■ Task prompt
Determine how many lines in the material below contain the word "here", and give that number without comment.

■ Available data
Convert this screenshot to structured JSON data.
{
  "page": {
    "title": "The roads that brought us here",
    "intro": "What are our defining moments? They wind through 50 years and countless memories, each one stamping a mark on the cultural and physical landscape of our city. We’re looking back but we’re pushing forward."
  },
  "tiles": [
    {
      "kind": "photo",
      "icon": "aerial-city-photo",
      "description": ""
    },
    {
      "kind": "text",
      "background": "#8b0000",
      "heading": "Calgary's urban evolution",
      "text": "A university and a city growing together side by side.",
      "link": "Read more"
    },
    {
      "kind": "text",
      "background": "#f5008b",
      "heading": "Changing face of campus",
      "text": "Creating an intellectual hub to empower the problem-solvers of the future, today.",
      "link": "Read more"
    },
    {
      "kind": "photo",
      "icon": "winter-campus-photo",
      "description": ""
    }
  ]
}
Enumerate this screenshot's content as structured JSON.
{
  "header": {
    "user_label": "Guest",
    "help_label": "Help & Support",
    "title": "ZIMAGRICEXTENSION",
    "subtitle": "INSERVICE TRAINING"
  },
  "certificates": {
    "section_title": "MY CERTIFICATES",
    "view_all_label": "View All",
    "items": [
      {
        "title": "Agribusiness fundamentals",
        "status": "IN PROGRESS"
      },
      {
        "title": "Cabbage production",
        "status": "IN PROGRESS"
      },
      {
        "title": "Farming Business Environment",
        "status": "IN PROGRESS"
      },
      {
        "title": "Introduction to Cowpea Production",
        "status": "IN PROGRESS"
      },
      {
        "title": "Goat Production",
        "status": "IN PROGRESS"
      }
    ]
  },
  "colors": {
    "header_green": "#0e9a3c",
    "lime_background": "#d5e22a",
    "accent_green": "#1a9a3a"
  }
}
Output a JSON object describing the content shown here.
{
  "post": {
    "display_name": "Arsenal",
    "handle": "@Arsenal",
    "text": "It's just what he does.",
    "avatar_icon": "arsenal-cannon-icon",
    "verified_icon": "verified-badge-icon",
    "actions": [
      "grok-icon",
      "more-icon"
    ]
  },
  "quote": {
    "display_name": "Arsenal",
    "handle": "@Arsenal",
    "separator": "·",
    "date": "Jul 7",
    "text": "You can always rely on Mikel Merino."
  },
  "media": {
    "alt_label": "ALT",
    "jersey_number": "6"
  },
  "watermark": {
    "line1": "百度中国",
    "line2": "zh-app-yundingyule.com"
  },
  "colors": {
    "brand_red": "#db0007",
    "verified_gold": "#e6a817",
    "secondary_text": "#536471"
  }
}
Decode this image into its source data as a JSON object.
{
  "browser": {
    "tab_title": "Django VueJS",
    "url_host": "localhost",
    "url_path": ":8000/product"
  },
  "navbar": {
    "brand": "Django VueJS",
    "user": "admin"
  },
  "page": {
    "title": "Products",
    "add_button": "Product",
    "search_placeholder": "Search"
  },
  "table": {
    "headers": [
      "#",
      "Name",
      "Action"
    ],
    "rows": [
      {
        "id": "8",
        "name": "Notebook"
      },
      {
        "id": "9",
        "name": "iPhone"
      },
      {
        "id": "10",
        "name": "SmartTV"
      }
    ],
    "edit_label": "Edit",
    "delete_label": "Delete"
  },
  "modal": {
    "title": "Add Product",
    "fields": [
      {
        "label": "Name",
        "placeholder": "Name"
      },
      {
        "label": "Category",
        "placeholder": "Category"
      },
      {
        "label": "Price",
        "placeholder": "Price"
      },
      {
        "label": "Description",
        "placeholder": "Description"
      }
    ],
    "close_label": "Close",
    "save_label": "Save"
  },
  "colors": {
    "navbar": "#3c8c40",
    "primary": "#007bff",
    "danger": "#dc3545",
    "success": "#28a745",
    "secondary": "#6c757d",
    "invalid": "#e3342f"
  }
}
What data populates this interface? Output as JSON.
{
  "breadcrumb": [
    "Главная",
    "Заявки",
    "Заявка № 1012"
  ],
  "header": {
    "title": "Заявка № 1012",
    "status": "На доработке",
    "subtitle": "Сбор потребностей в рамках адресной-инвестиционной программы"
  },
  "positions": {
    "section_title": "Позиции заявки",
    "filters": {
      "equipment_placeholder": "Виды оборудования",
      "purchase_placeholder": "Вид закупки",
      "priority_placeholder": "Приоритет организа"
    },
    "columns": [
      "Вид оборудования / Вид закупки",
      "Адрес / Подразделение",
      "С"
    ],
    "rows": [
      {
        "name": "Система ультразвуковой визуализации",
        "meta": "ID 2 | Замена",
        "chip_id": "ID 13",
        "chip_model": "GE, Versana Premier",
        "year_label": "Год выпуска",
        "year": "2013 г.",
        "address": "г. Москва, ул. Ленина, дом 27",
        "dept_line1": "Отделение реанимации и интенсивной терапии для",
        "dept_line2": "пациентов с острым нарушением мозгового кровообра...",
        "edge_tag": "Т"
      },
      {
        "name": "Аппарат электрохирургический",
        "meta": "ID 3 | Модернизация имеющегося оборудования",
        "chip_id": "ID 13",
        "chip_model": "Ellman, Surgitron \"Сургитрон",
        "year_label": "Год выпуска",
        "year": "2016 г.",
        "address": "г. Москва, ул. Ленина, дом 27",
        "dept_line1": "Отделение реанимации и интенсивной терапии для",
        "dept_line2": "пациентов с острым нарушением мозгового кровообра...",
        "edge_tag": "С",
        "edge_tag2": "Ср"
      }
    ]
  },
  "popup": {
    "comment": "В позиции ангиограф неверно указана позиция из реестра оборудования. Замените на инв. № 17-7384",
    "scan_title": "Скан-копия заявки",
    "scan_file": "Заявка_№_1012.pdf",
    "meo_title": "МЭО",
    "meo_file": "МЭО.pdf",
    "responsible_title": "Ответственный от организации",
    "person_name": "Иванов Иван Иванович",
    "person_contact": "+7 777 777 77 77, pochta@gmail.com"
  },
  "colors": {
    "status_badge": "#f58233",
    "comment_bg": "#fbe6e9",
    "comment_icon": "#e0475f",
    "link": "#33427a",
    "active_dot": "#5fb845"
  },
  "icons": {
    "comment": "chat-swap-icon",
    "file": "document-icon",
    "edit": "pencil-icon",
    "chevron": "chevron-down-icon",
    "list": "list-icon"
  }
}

■ Written response
2